A career criminal was being questioned Wednesday and is considered a person of interest in the deaths of five people found shot in a rural Indiana county, police said.
Indiana State Police Sgt. Jerry Goodin said the 46-year-old man was arrested Tuesday following a five-month investigation into an attempted robbery at a pharmacy in Osgood, about 25 miles southwest of where the killings occurred.
Goodin said police interviewing the man obtained information that linked him to the five people found dead Sunday afternoon in Franklin County. That information led to a search of the man's home in Glenwood, Goodin said.
"We think he has some knowledge or part of the crime that occurred," he said.
Goodin said the suspect was being held on an attempted robbery charge in the pharmacy holdup but had not been charged in the deaths. He said the investigation continued.
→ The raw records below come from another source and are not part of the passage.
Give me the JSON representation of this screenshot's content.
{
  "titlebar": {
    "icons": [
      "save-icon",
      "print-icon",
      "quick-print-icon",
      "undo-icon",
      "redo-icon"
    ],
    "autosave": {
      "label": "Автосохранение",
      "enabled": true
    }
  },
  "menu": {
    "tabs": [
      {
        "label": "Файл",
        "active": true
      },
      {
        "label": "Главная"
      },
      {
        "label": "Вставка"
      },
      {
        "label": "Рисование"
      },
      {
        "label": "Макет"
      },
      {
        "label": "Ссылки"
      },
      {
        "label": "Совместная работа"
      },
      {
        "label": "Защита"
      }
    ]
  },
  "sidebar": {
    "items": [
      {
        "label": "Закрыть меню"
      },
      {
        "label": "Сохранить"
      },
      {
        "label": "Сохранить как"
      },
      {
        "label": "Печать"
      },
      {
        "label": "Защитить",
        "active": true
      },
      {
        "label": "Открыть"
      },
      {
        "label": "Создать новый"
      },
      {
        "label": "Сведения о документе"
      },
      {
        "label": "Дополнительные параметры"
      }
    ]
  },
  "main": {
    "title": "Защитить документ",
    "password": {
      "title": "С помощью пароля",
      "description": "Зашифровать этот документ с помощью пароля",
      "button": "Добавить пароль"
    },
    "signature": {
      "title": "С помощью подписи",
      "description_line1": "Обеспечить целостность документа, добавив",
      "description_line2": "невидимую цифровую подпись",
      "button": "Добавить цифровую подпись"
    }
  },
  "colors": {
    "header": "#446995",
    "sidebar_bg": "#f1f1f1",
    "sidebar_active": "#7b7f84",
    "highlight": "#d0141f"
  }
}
Franklin County Sheriff Ken Murphy said he was confident at least one person involved in the deaths was in custody and sought to reassure residents who have been jittery since the slayings.
"This was not a random act of violence. This is still a safe community," he said.
Murphy said the man who was arrested has an "extensive" criminal record that includes armed robbery, forgery and counterfeiting.
The Indiana Department of Correction said the man had been released from state prison and turned over to Franklin County authorities on July 15, 2010, but it was not immediately clear whether he had been jailed since that time.
The announcement of a suspect in the slayings came during an intense investigation sparked by the discovery of the bodies of Roy Napier, 50, his estranged wife, Angela Napier, 47, and their children, Melissa Napier, 23, and Jacob Napier, 18, at a mobile home near Laurel, about 50 miles southeast of Indianapolis.
A family friend identified as Henry Smith, 43, was found dead on a nearby property.
Autopsies showed the Napiers all had been shot in the head and that Smith had a gunshot wound to the chest. Smith and Angelia Napier also showed signs of blunt force trauma to the head.
Goodin said a 4-year-old girl escaped the home unharmed and was found by passers-by who alerted police.
Teresa Richardson, the sister of Angela Napier, said residents have been on edge since the killings.
"We're all worried. We're all staying up. We're not sleeping," she said.
Police haven't commented on a motive for the killings, but Richardson said she believes her sister, who was visiting the house, died trying to protect her family.
"I know my sister fought for her life, otherwise why would she have blunt force trauma to the head? I know that. She fought trying to save her granddaughter and her children," Richardson said.
As she prepares to bury her family, Richardson has one message for police about the killer or killers: "I want them caught."